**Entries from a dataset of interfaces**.
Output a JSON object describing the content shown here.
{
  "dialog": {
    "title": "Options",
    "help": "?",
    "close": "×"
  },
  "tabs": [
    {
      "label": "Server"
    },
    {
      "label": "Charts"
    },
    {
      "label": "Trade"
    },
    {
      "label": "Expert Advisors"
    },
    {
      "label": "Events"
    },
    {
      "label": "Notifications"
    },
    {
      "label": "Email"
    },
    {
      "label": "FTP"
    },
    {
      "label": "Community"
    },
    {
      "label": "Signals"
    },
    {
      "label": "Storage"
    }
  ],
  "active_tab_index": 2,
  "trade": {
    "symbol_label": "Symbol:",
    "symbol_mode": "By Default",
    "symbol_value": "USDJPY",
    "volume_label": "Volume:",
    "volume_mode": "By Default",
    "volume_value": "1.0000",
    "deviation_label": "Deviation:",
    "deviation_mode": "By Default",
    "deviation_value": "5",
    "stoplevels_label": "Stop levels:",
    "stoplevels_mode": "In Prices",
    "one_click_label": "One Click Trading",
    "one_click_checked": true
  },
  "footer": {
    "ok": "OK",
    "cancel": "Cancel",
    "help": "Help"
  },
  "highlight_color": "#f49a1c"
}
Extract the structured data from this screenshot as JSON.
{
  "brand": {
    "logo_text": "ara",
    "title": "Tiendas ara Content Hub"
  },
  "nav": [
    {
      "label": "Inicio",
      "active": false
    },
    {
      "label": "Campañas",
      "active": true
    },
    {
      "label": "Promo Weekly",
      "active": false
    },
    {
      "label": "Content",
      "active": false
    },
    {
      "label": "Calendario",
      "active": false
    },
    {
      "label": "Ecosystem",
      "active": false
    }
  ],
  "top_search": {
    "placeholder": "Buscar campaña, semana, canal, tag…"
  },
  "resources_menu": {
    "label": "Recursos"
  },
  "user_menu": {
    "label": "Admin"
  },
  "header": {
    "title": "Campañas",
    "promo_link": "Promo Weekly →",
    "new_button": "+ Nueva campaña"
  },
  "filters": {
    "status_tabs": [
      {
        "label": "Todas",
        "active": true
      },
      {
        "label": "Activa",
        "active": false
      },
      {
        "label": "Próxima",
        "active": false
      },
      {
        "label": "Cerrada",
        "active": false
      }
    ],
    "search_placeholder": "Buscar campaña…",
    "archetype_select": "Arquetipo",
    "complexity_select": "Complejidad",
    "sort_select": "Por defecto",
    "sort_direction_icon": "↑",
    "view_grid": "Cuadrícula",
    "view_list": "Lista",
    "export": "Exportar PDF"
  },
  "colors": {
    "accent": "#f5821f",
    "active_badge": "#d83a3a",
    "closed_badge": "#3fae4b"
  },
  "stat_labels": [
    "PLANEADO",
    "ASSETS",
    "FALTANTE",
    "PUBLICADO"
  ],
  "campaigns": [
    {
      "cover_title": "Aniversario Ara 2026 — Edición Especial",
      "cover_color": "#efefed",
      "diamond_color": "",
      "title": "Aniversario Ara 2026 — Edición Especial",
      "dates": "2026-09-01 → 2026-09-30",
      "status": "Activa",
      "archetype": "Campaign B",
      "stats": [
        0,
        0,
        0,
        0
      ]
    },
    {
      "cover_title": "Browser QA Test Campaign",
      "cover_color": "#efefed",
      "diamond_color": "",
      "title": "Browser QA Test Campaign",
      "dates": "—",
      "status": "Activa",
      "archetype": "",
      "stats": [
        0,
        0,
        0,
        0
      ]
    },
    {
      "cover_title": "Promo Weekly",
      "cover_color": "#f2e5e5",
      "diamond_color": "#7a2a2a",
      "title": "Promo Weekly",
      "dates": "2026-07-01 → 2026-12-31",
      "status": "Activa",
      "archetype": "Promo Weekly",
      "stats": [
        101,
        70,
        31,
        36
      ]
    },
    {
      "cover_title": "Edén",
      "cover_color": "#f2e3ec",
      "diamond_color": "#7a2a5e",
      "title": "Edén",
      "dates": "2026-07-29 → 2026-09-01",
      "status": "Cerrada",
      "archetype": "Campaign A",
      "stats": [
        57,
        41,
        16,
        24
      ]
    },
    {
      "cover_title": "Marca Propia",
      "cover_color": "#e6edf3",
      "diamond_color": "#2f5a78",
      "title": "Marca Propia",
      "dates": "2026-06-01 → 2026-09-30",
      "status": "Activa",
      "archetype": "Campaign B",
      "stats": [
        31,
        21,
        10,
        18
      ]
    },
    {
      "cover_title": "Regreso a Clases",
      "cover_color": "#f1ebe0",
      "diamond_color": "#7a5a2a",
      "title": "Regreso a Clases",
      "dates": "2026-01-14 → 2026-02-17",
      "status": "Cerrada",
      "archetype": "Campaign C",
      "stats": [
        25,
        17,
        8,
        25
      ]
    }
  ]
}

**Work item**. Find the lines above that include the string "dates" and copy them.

**Result of this task**.
      "dates": "2026-09-01 → 2026-09-30",
      "dates": "—",
      "dates": "2026-07-01 → 2026-12-31",
      "dates": "2026-07-29 → 2026-09-01",
      "dates": "2026-06-01 → 2026-09-30",
      "dates": "2026-01-14 → 2026-02-17",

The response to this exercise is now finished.